(Saved data entries)
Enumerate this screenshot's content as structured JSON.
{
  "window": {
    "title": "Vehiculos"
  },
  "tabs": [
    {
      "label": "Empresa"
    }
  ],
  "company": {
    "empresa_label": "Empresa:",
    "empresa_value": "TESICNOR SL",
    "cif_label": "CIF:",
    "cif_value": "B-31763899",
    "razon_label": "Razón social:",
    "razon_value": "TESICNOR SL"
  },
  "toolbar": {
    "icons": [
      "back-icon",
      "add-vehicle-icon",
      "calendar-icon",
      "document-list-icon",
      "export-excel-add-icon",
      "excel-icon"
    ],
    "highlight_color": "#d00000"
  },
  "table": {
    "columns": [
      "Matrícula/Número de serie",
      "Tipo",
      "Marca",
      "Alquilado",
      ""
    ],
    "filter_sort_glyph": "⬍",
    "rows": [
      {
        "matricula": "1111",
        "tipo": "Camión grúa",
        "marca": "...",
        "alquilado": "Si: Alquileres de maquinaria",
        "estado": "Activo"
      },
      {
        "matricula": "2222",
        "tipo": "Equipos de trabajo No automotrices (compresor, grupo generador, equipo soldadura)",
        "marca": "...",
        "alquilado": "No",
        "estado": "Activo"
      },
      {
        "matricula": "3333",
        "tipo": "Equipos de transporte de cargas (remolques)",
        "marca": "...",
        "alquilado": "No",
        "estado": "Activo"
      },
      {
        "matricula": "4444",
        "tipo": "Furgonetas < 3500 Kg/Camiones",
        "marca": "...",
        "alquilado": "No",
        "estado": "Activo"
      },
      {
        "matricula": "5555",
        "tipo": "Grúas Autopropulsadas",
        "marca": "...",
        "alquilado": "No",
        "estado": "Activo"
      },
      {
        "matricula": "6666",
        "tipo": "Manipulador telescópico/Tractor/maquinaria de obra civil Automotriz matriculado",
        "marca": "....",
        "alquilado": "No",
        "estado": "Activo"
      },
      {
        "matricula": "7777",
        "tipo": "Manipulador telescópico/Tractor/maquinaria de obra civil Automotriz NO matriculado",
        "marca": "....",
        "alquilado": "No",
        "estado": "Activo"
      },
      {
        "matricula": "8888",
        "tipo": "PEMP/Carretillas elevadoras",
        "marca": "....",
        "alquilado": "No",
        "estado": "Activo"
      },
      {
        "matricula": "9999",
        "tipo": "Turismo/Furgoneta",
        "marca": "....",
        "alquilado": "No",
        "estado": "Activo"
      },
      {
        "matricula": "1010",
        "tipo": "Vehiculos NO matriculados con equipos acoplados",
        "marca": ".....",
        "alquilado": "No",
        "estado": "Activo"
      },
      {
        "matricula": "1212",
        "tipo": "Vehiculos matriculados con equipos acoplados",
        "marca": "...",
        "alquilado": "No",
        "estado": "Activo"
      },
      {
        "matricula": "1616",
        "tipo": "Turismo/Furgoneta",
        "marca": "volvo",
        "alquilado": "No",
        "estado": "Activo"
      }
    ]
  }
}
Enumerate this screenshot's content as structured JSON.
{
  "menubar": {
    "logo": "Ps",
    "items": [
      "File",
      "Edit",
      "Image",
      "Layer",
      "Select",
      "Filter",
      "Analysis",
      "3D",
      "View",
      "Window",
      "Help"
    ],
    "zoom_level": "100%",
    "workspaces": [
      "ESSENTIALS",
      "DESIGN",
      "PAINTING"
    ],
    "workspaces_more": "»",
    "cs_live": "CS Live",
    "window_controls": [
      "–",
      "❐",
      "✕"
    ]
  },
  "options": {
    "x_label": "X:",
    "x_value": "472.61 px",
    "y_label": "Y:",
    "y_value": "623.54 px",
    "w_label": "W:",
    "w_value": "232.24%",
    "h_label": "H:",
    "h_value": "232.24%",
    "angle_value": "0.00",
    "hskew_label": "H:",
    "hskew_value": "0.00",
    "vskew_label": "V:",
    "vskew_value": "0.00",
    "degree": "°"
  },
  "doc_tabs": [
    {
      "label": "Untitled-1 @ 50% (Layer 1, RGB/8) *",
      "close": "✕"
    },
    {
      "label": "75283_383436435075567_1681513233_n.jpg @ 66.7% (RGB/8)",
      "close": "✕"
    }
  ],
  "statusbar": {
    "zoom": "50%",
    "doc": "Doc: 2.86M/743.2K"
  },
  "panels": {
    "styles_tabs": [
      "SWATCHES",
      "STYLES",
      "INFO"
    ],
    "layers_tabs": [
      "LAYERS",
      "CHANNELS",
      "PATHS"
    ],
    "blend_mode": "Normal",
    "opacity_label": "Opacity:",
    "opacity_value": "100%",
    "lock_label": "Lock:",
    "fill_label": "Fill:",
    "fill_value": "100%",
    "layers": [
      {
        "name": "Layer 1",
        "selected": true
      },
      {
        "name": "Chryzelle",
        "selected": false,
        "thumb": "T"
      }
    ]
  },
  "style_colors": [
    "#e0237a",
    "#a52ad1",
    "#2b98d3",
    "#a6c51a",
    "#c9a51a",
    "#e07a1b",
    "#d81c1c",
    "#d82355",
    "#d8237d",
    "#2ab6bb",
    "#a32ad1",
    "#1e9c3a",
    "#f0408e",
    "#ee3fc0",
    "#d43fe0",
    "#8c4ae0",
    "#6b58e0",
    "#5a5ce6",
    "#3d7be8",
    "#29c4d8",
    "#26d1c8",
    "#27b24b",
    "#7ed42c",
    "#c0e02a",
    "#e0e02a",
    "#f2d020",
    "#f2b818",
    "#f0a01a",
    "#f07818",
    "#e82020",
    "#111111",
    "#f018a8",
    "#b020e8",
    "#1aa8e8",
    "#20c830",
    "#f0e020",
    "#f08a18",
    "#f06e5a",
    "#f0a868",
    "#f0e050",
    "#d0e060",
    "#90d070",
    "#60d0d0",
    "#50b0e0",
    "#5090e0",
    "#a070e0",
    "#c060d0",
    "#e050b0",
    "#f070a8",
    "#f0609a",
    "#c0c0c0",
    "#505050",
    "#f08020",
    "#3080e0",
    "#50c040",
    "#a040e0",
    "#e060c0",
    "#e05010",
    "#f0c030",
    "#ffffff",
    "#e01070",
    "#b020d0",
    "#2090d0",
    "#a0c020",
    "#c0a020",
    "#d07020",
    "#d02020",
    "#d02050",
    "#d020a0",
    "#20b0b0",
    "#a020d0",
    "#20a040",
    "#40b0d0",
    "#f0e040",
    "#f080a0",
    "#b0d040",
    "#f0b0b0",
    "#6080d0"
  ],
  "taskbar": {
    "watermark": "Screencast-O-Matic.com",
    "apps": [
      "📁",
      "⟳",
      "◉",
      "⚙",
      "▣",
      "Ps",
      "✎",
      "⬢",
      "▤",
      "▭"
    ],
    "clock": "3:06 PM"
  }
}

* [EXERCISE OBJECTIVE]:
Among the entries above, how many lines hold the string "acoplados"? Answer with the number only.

* [RESULT BELOW]:
2